The fifth film in the vampires-versus-werewolves series fails to revitalize the franchise.
“You are an extremely difficult person to keep track of,” Theo James’ vampire David informs Kate Beckinsale’s fellow bloodsucker Selene early in this big screen debut from TV director Anna Foerster (Outlander, Criminal Minds). Much the same could be said of the convoluted battle between vampires and werewolves depicted in the Underworld movies, of which Blood Wars is the fifth, but the first since 2012’s Underworld: Awakening. Helpfully, the film offers an explanatory prologue—a sort of “Previously on Underworld!”—which brings viewers up to speed before embarking on a new set of twists, turns, and dubious CG lycanthrope transformations.
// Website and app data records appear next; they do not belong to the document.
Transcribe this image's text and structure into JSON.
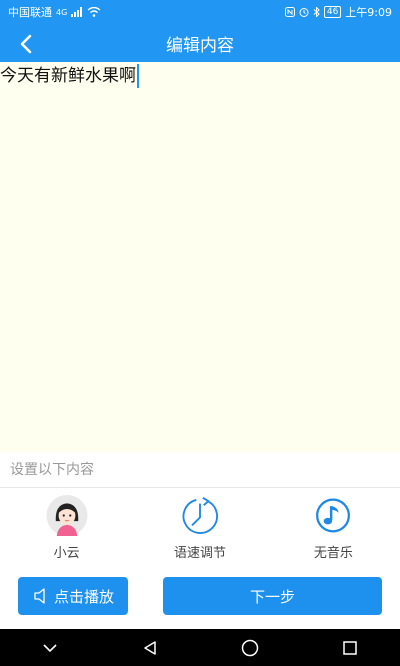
{
  "status_bar": {
    "carrier": "中国联通",
    "network": "4G",
    "battery": "46",
    "time": "上午9:09"
  },
  "app_bar": {
    "title": "编辑内容",
    "back_icon": "chevron-left-icon"
  },
  "editor": {
    "text": "今天有新鲜水果啊"
  },
  "settings": {
    "label": "设置以下内容",
    "options": [
      {
        "label": "小云",
        "icon": "avatar-girl-icon"
      },
      {
        "label": "语速调节",
        "icon": "speed-dial-icon"
      },
      {
        "label": "无音乐",
        "icon": "music-note-icon"
      }
    ]
  },
  "actions": {
    "play_label": "点击播放",
    "next_label": "下一步"
  },
  "colors": {
    "primary": "#2196F3",
    "editor_bg": "#FFFFF0",
    "nav_bg": "#000000"
  }
}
This time around, we learn that the series’ aristocratic vamps are in dire straits and recruit Selene to train up their soldiers in preparation for the upcoming showdown with the more rough-and-ready werewolves, whose leader Marius (Tobias Menzies) is desperate to get his paws on the blood of Selene’s daughter.
The Underworld films have always been less a horror franchise than a Game of Thrones-esque fantasy saga, and Blood Wars leans into that aspect of the series, helped by the presence of both Menzies and Charles Dance, who plays the father of James’ character and somehow manages to enunciate the lines “There’s more than one way to move around this coven!” while keeping a straight face. Maybe he shouldn’t have bothered. What this series lacks is a sense of humor, or at least a winking acknowledgment of its own inherent ludicrousness, to leaven the blue-hued monster-versus-monster shenanigans.
In GoT terms, the movies are all duels and no Dinklage. Underworld: Blood Wars continues in that same vein. While the film may justify its title in terms of the viscera on display, it is badly in need of a funny bone. C-